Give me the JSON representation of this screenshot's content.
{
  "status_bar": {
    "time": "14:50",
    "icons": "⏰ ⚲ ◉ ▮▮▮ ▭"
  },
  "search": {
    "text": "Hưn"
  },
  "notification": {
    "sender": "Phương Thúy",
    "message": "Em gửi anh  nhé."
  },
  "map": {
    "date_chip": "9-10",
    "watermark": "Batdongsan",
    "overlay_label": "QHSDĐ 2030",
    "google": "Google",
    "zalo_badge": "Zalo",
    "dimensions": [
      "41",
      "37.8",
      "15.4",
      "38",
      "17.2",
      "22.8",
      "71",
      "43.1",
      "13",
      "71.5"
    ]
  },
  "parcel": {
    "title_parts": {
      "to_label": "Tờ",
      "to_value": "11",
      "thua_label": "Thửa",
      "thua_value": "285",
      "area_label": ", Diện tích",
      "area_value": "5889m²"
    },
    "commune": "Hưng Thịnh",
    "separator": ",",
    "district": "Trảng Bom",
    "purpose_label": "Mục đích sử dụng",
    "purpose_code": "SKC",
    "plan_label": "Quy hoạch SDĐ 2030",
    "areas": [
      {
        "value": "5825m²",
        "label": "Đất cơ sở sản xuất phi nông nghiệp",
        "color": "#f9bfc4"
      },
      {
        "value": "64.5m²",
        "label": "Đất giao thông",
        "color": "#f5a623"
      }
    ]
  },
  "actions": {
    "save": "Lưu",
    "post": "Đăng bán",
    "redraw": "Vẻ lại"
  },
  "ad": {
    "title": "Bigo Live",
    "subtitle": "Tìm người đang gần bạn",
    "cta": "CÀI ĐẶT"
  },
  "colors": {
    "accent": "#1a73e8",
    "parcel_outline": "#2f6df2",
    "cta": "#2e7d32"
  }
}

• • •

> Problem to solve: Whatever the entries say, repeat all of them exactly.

> Answer box:
Give me the JSON representation of this screenshot's content.
{
  "status_bar": {
    "time": "14:50",
    "icons": "⏰ ⚲ ◉ ▮▮▮ ▭"
  },
  "search": {
    "text": "Hưn"
  },
  "notification": {
    "sender": "Phương Thúy",
    "message": "Em gửi anh  nhé."
  },
  "map": {
    "date_chip": "9-10",
    "watermark": "Batdongsan",
    "overlay_label": "QHSDĐ 2030",
    "google": "Google",
    "zalo_badge": "Zalo",
    "dimensions": [
      "41",
      "37.8",
      "15.4",
      "38",
      "17.2",
      "22.8",
      "71",
      "43.1",
      "13",
      "71.5"
    ]
  },
  "parcel": {
    "title_parts": {
      "to_label": "Tờ",
      "to_value": "11",
      "thua_label": "Thửa",
      "thua_value": "285",
      "area_label": ", Diện tích",
      "area_value": "5889m²"
    },
    "commune": "Hưng Thịnh",
    "separator": ",",
    "district": "Trảng Bom",
    "purpose_label": "Mục đích sử dụng",
    "purpose_code": "SKC",
    "plan_label": "Quy hoạch SDĐ 2030",
    "areas": [
      {
        "value": "5825m²",
        "label": "Đất cơ sở sản xuất phi nông nghiệp",
        "color": "#f9bfc4"
      },
      {
        "value": "64.5m²",
        "label": "Đất giao thông",
        "color": "#f5a623"
      }
    ]
  },
  "actions": {
    "save": "Lưu",
    "post": "Đăng bán",
    "redraw": "Vẻ lại"
  },
  "ad": {
    "title": "Bigo Live",
    "subtitle": "Tìm người đang gần bạn",
    "cta": "CÀI ĐẶT"
  },
  "colors": {
    "accent": "#1a73e8",
    "parcel_outline": "#2f6df2",
    "cta": "#2e7d32"
  }
}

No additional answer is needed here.